◆ TASK TO CARRY OUT: Among the entries that follow, some lines contain the word "this". Show all of them.

[Interface dataset entries]
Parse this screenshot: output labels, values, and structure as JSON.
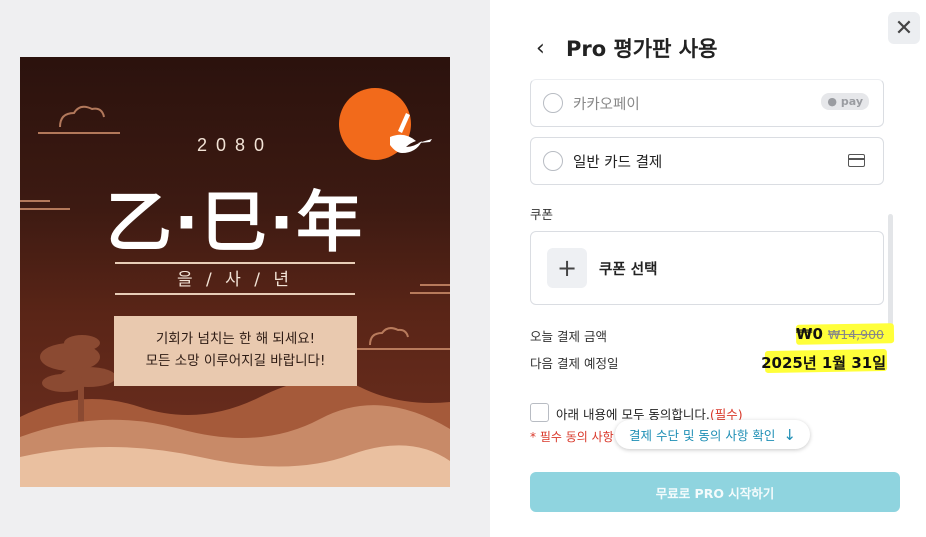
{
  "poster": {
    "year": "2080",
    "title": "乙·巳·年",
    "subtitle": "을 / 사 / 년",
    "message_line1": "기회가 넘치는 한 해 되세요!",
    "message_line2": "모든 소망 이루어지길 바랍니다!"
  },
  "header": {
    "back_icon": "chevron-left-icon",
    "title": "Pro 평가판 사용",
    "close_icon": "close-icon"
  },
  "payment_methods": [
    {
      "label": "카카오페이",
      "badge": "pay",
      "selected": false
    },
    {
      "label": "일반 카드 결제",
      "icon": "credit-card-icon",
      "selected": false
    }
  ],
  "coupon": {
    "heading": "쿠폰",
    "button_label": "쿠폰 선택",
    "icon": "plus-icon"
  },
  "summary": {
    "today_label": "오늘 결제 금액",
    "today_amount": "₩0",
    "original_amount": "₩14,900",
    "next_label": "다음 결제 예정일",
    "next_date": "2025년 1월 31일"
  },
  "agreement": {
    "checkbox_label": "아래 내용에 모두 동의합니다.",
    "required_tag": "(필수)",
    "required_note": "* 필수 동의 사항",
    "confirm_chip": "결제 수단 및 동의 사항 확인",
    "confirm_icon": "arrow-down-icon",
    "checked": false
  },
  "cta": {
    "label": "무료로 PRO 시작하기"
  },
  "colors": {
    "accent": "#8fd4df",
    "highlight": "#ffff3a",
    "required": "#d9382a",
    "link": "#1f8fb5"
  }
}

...

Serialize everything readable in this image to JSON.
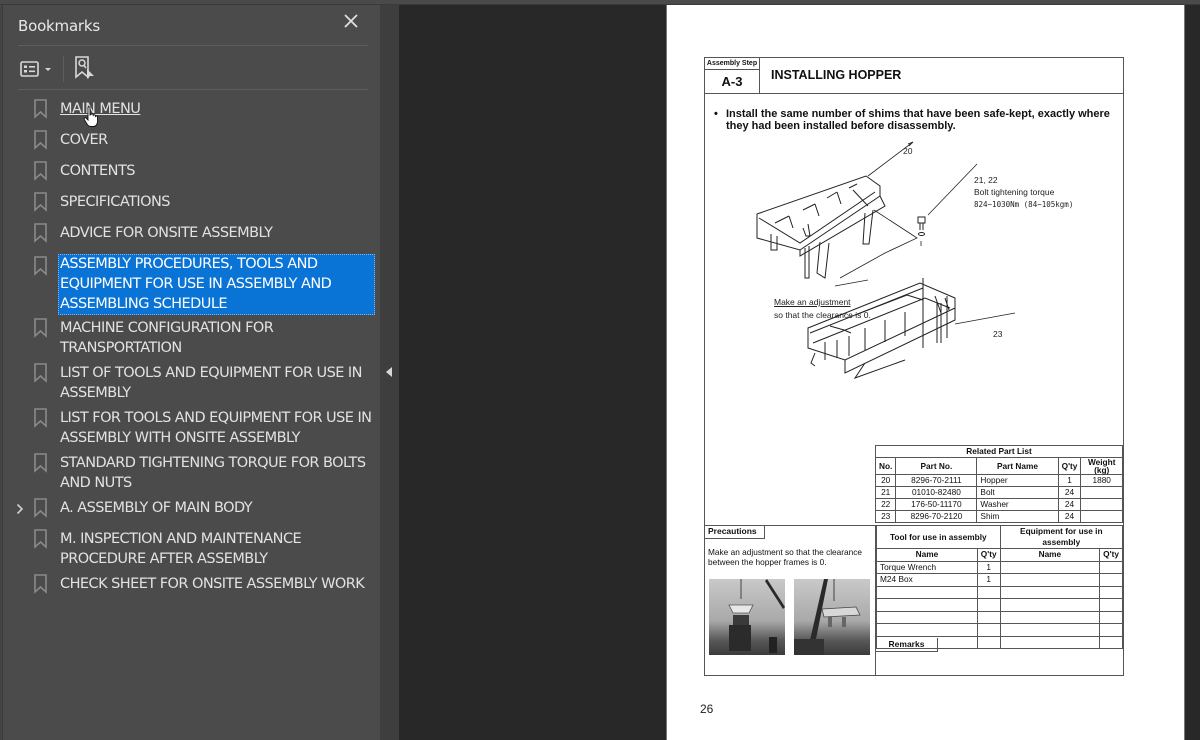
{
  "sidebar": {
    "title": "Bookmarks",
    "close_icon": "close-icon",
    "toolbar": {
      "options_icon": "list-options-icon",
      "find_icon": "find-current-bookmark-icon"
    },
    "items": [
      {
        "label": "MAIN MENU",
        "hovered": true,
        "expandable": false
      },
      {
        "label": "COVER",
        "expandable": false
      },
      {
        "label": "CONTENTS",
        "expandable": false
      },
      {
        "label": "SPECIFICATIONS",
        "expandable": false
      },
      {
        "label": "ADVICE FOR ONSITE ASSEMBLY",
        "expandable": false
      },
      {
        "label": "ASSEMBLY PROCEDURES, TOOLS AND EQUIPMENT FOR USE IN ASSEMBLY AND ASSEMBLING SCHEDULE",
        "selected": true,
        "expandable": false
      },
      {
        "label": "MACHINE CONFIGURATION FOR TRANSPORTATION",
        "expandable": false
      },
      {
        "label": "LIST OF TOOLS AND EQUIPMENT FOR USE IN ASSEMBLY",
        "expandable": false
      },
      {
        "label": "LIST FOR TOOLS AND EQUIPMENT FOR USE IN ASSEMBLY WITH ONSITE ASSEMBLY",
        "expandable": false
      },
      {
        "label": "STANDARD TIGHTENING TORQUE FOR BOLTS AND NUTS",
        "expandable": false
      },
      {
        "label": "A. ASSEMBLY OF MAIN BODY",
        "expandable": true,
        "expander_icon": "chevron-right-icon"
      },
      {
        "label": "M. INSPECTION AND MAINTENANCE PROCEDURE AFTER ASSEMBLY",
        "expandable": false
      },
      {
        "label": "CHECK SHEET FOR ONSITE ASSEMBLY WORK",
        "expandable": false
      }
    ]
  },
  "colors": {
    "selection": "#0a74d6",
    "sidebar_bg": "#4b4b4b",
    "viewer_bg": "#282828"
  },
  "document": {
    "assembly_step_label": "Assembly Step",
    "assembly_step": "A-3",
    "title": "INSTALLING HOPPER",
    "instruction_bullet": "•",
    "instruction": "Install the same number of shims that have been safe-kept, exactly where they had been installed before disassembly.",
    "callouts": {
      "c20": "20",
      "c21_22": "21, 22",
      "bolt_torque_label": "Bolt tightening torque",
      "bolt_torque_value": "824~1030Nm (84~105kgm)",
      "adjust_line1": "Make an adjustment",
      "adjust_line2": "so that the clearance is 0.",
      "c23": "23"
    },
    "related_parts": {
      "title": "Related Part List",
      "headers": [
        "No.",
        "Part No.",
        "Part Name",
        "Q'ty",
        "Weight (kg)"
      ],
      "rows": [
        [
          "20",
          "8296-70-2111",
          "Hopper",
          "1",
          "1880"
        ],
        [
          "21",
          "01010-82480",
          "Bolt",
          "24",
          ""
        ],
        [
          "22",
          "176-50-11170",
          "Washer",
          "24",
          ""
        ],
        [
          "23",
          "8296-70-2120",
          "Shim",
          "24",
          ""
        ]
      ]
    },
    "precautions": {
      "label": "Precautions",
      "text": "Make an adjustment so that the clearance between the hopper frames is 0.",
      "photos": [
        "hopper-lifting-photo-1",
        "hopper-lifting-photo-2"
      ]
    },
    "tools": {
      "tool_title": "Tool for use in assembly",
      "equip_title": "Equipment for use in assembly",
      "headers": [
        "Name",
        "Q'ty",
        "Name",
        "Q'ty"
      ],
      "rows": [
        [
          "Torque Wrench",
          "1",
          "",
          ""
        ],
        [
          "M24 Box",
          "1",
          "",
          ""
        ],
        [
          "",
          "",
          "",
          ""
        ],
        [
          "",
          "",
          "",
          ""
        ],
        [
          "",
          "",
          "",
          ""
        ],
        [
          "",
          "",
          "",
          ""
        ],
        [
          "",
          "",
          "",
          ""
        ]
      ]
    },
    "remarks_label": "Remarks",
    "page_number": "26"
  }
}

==

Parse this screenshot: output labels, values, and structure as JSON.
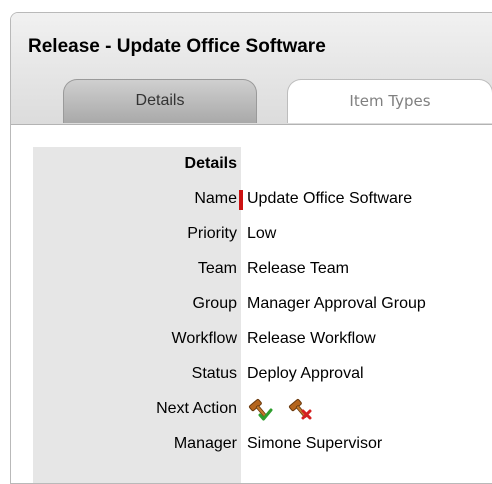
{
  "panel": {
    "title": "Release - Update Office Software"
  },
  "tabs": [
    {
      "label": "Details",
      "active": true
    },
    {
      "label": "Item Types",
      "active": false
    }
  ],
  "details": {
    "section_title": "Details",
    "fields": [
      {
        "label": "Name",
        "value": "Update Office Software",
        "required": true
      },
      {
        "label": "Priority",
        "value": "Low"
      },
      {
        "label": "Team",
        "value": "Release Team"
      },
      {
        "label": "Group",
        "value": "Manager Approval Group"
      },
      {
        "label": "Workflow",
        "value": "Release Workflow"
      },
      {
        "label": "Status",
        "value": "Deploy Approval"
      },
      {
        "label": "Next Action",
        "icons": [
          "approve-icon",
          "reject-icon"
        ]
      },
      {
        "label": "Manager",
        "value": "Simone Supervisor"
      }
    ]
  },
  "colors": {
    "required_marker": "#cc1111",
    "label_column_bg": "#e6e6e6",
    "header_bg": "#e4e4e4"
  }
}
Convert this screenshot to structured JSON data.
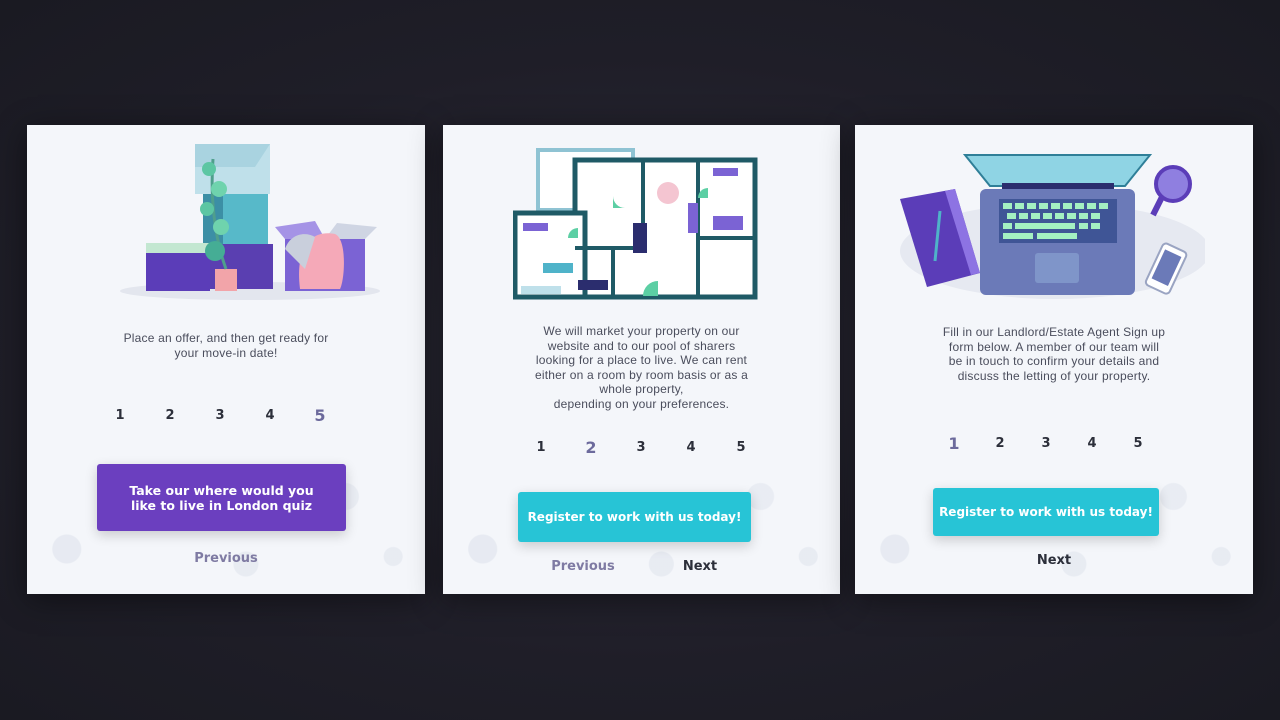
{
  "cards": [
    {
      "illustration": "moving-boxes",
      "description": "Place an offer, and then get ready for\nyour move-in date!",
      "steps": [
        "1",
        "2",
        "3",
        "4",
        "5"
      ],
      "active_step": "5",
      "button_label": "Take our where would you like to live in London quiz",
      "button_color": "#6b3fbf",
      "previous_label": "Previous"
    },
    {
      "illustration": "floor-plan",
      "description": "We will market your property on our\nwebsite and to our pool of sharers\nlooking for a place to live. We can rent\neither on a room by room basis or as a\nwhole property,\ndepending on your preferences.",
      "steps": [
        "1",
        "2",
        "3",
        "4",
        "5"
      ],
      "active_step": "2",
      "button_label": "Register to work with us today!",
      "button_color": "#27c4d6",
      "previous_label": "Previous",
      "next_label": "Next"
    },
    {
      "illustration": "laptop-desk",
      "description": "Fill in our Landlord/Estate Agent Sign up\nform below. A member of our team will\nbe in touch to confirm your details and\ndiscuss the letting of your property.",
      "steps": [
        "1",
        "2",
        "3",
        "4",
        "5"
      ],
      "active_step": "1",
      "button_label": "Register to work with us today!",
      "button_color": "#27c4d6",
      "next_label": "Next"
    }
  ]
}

◆ WORKED SOLUTION:
Parse this screenshot: output labels, values, and structure as JSON.
Serialize everything readable in this image to JSON.
Parse this screenshot: output labels, values, and structure as JSON.
Convert this screenshot to structured JSON data.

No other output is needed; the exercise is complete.